Of course, celebrity gossip isn't all rainbows and progress. "It's also a means of social policing; it can be repressive, especially with bodies," Petersen asserts. "Gossip that is focused on women's bodies is a way of saying: 'Her body is not what we say a body should be. She's too fat, or she's too thin.' Both of these are extremes, and by gossiping about that body, we close in on what is normal." So while the female reader may identify on one level with features that crow "Stars! They're just like us," seeking validation that even famously beautiful women are not immune to cellulite, food babies, and spotty faces, those same features may very well inform a deeper-seated self-loathing. Madame Bovary, c'est moi, and all that.
Ultimately, if celebrity gossip is the great equalizer between the rich and famous and the commoners, then Petersen and her blog are the agents of egalitarianism for the gossip consumer and the business of gossip. Petersen pulls back the curtain on the gossip industry by making historical and contextual connections that aren't always intuitive but are consistently insightful. To understand the way we make meaning out of consuming star images is to better understand the zeitgeist. But don't expect cool academic objectivity from Petersen, who is both a feminist and an avid consumer of the Twilight franchise, when it comes to a certain celebrity couple that is frequently the topic of gossip.
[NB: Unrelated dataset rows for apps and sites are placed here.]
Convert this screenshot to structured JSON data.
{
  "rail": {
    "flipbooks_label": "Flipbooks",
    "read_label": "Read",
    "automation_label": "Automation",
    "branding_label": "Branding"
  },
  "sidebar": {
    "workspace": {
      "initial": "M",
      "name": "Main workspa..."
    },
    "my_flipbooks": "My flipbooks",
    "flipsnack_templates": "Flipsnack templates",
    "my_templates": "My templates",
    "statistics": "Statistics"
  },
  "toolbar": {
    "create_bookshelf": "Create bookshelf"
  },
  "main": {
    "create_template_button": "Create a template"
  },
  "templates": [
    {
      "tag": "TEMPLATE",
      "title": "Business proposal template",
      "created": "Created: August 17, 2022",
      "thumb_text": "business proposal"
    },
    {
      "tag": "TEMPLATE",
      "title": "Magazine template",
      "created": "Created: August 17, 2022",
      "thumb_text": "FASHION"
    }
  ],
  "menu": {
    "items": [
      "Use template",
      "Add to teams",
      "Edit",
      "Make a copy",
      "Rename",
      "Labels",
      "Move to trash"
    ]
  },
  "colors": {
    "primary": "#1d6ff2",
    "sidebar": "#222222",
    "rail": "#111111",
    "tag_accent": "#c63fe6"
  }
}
"I love Brangelina. I'm endlessly fascinated by them," she gushes, a bit sheepish. "Part of it is that I buy them, things that they say; I really am a fan. Part of why I admire them is because they play the game so well."